Post-Tropical Cyclone Sandy knocked out mobile, phone and cable service in many parts of the eastern U.S. on Monday, with about one in four cell sites affected in the hardest-hit band of the country between Virginia and Massachusetts, according to an FCC estimate.
About 25 percent of the cell sites in the 10-state area were out of service at 10 a.m. Eastern on Tuesday, the U.S. Federal Communications Commission estimated. Due to the floods, high winds, and snow brought by the storm, there were reports of outages as far west as Michigan, the agency said. The situation could become worse in some areas as backup power supplies for affected cell sites run out, it warned.
A small number of 911 call centers went out of service, and calls to them were redirected to other 911 facilities, an FCC representative said on Tuesday. Some of those redirected calls came across without location information, and the FCC is investigating that problem, the representative said.
Service providers were still evaluating the effects of the wide-ranging storm late Tuesday. Verizon Communications said more than 200 of its wireline facilities were running on backup power. "Although we will be working with all available resources to restore service for our customers, some pockets of damage are extensive and could take up to a week or more to fully restore," Bob Mudge, president of Verizon's Consumer and Mass Business division, said in a press release.
Verizon Wireless said 94 percent of its cell sites in the Northeast were up and running and all its switching and data centers were functioning normally. But extensive flooding in the hardest-hit areas, including Lower Manhattan and parts of New Jersey, caused problems for both wireline and wireless carriers. Power outages also affected service, and in some cases carriers were waiting for electric utility crews to finish their work.

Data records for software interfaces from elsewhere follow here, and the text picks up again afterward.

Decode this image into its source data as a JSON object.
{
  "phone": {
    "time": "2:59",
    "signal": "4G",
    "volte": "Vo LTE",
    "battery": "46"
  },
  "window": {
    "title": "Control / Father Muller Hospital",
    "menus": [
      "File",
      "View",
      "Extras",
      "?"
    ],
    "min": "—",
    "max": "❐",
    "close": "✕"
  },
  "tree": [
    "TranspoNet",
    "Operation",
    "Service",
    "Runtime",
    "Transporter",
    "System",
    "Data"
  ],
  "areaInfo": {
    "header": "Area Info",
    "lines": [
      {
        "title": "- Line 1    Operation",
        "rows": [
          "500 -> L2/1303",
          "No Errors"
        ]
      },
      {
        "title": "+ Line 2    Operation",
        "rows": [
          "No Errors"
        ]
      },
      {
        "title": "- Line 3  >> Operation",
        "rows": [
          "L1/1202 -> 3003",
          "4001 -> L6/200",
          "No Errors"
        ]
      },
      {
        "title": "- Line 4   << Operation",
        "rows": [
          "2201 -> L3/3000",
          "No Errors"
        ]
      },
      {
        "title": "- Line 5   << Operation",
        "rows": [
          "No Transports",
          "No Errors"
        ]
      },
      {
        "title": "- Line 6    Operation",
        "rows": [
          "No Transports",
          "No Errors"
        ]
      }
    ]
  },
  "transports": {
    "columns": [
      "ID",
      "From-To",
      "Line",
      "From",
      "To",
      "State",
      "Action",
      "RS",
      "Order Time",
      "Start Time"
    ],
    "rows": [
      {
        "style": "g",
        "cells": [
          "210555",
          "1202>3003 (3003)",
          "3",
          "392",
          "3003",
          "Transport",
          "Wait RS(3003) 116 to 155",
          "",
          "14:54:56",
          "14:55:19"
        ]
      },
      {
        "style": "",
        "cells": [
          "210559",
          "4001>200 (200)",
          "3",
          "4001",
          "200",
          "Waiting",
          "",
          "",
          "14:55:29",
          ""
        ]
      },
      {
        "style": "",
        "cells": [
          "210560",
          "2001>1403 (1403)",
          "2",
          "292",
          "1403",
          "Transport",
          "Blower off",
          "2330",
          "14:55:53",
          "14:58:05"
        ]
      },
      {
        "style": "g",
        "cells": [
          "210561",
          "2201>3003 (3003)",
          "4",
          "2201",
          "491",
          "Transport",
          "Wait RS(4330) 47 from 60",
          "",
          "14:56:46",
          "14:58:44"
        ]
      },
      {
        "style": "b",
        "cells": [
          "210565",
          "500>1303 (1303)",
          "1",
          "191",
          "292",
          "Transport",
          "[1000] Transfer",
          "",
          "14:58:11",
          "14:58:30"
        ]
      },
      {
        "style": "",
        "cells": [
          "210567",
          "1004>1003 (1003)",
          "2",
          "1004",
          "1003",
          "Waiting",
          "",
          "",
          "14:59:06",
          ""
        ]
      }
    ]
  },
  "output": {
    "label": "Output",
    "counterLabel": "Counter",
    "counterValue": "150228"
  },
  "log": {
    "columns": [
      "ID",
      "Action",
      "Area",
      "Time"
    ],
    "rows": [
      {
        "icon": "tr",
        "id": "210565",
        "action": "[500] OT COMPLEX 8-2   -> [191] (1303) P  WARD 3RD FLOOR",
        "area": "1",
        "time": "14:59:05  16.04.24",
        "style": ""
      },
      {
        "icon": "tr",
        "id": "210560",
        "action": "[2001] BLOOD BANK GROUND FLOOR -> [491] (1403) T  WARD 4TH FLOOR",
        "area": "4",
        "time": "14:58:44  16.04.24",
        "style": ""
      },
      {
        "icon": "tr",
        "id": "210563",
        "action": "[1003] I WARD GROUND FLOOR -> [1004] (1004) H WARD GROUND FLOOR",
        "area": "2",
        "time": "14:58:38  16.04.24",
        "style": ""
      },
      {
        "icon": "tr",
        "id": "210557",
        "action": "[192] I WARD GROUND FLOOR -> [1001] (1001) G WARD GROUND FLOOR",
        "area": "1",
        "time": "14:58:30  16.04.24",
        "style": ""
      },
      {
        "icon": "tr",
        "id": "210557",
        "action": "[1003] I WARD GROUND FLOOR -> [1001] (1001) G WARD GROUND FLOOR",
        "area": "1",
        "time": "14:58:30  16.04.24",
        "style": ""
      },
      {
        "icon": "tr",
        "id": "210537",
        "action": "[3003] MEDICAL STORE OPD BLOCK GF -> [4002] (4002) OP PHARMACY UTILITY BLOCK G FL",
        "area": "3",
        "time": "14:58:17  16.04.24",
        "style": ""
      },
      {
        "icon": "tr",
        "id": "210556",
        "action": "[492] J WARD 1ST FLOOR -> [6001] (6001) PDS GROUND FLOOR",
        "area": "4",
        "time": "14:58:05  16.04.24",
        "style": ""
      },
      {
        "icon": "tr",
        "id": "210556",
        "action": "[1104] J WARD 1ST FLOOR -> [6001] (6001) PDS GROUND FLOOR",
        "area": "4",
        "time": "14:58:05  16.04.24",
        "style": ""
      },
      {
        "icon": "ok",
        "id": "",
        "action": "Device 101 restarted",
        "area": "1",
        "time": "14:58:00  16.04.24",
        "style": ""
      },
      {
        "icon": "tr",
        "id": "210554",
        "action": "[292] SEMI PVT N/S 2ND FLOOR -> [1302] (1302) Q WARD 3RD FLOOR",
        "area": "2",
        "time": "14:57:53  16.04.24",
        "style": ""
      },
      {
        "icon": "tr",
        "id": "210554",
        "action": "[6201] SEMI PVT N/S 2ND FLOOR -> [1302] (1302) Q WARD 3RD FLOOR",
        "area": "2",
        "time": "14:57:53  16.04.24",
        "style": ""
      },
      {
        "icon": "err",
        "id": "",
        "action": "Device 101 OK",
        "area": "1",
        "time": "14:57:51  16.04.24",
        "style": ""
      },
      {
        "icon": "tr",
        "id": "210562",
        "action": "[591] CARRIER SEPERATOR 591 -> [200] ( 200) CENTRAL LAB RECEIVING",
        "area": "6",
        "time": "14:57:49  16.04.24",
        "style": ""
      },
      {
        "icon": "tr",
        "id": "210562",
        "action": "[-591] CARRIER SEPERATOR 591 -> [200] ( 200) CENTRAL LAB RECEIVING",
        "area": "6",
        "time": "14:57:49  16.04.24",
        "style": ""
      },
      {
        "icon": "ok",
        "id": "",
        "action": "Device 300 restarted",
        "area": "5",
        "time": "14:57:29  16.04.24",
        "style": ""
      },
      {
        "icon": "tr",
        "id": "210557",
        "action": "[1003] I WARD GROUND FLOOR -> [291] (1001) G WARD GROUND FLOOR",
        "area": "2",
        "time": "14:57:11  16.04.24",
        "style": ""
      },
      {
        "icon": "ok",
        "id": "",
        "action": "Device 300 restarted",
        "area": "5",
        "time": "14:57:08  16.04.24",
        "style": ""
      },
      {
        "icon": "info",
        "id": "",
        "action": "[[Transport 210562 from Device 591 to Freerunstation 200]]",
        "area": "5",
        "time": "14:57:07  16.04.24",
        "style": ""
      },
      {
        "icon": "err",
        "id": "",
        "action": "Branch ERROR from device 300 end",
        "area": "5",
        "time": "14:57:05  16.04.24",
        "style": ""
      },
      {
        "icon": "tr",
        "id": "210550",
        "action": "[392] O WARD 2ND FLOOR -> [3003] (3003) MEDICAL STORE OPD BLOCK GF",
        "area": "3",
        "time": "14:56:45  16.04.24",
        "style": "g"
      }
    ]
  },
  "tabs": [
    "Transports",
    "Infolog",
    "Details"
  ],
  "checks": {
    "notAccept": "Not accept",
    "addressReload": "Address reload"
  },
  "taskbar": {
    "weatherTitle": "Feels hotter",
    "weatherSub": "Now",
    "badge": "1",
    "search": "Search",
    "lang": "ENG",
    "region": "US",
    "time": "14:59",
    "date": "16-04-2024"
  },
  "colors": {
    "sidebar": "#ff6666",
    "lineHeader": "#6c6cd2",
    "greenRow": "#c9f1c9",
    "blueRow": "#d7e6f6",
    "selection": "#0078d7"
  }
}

"The storm surge from Hurricane Sandy has resulted in flooding at several Verizon Central Offices in Lower Manhattan, Queens, and Long Island causing power failures and rendering back-up power systems at these sites inoperable," Verizon Communications said in the release. "While these sites are currently on battery power, the inevitable loss of power requires that all equipment at these sites be powered down to prevent damage." Customers served by those central offices lost all FiOS, DSL (digital subscriber line) and wireline voice service, Verizon said.
"We're still largely in assessment mode," Verizon Communications spokesman Alberto Canal said. In Lower Manhattan, "We can't get in there to do work until the power companies do their work. ... It's still very early," he said.
Sandy affected Sprint Nextel service mostly in the New York tri-state area (New York, Connecticut and New Jersey) and in Pennsylvania and parts of New England, spokeswoman Crystal Davis said. Flooding, debris, and failure of commercial power and the wired links to cell sites were major causes of outages, she said.
"Some of our strike-team crews are out, and they are working to restore service where they can get access," Davis said. "Right now, it's basically a safety and an access issue."
Sandy has affected most of the East Coast, all the way from North Carolina north to Maine and Canada. Service in some areas may be restored more quickly than those in the band hit hardest by the storm.